The highly publicised trial arising from Gwyneth Paltrow’s skiing accident has provided entertainment journalists with endless content for the last couple of weeks, especially the fashion looks the star sported in the courtroom.
She has been dressed conservatively but beautifully, mainly in neutral shades, and wearing expensive knitwear, silk blouses, leather midi skirts and cashmere coats. A shot of her in a cream roll-neck sweater wearing retro-style gold wire aviator reading glasses (Caddis Metamodernist Scout was the style) resulted in much mirth on the Internet, with people commenting on Paltrow’s “serial killer” look.

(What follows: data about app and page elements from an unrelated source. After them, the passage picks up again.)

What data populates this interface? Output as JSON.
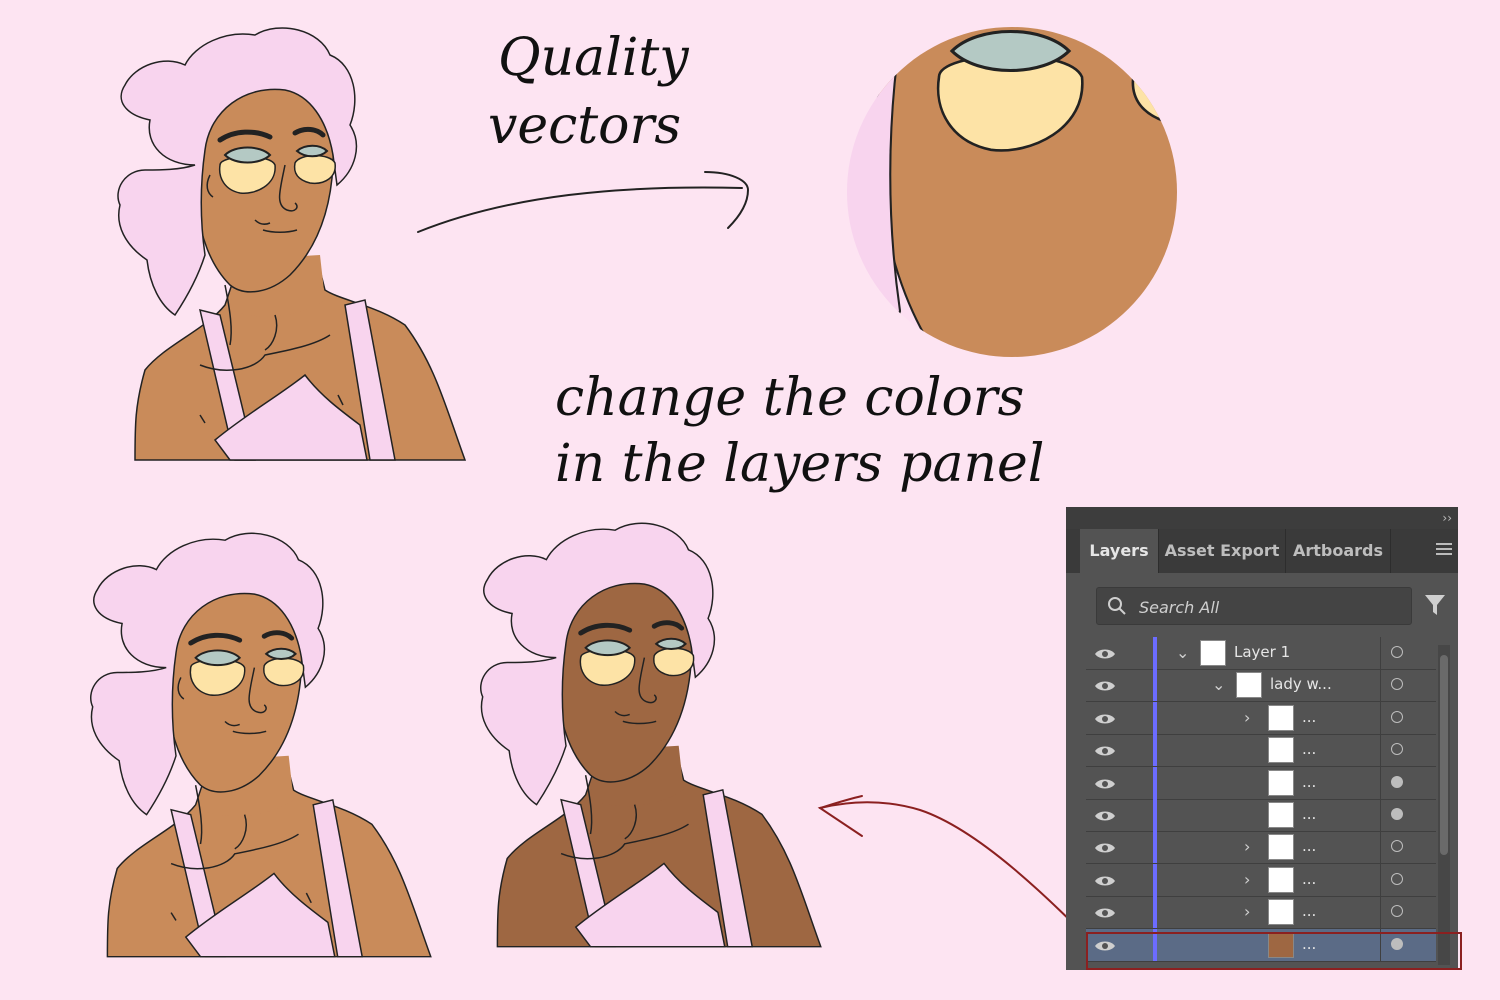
{
  "annotations": {
    "quality_line1": "Quality",
    "quality_line2": "vectors",
    "change_line1": "change the colors",
    "change_line2": "in the layers panel"
  },
  "colors": {
    "background": "#fde4f2",
    "towel": "#f8d4ee",
    "skin_original": "#c98b5a",
    "skin_dark": "#9e6742",
    "eye_patch": "#fde3a6",
    "eye": "#b4c9c4",
    "arrow_red": "#8b2020"
  },
  "layers_panel": {
    "tabs": [
      {
        "label": "Layers",
        "active": true
      },
      {
        "label": "Asset Export",
        "active": false
      },
      {
        "label": "Artboards",
        "active": false
      }
    ],
    "search_placeholder": "Search All",
    "rows": [
      {
        "name": "Layer 1",
        "expanded": true,
        "indent": 0,
        "target_filled": false,
        "selected": false
      },
      {
        "name": "lady w...",
        "expanded": true,
        "indent": 1,
        "target_filled": false,
        "selected": false
      },
      {
        "name": "...",
        "expanded": false,
        "has_children": true,
        "indent": 2,
        "target_filled": false,
        "selected": false
      },
      {
        "name": "...",
        "has_children": false,
        "indent": 2,
        "target_filled": false,
        "selected": false
      },
      {
        "name": "...",
        "has_children": false,
        "indent": 2,
        "target_filled": true,
        "selected": false
      },
      {
        "name": "...",
        "has_children": false,
        "indent": 2,
        "target_filled": true,
        "selected": false
      },
      {
        "name": "...",
        "expanded": false,
        "has_children": true,
        "indent": 2,
        "target_filled": false,
        "selected": false
      },
      {
        "name": "...",
        "expanded": false,
        "has_children": true,
        "indent": 2,
        "target_filled": false,
        "selected": false
      },
      {
        "name": "...",
        "expanded": false,
        "has_children": true,
        "indent": 2,
        "target_filled": false,
        "selected": false
      },
      {
        "name": "...",
        "has_children": false,
        "indent": 2,
        "target_filled": true,
        "selected": true
      }
    ]
  }
}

This style of glasses really does seem to have been the choice du jour of some dubious characters, including Jeffrey Dahmer, David Koresh and British serial killer Dennis Nilsen.
But back to Gwyneth, whose supercilious and disdainful demeanour towards everyone in the courtroom has been as elitist as it gets. Her similarly elitist wardrobe choices fall under the banner of ‘stealth wealth’, which apparently has made a comeback.
This means dressing like you come from old money, a childhood spent eating breakfast in a Ralph Lauren button-down and chinos, then moving on to an Audemars Piguet wristwatch and a Bruno Cucinelli suede anorak slightly frayed around the edges. The unlikeable characters from TV series Succession are all dressed in this same stealth-wealth style: the fashion is obviously expensive but never flashy.
There was one moment in this week’s episode where it was pointed out that someone had bought a handbag to a party that was far “too capacious”, its glaring enormity proving that its owner was from another class. That is the insidiousness of Stealth World’s philosophy: only other wealthy people, i.e. snobs, will pick up on the tiny insider details.
Some dead giveaways include…
- A Cartier tank watch. The stealth wealth crowd likes old-school timepiece brands, although you can scrape it in with a gold Rolex Daytona. An Apple watch is fine, but only if it has a Hermes strap.
- Minimal accessories, well chosen, very expensive. A small stack of recognisable bangles like the Cartier Just un Clou bangle or Love bracelet, a diamond tennis bracelet, a chunky gold signet ring that has been in the family for two generations and, maybe, a hippie string bracelet your child has tied on your well-manicured hand during an expensive holiday in the Caribbean.
- Leather-coloured covered notebooks make quite the statement, especially if they are from Smythson or Hermes. Old money still uses pen and paper. Probably to write bad cheques.
- Expensive handbags such as Chanel, Louis Vuitton and Hermes apparently have far more cache if they are slightly scuffed and worn in (which is certainly not a style tip my mother ever taught me). The fact that your Gucci bags and clothes look a bit tattered and lived in means that you have so much money you don’t really care; they are just your everyday basics to throw around at whim.
Different rules for the rich.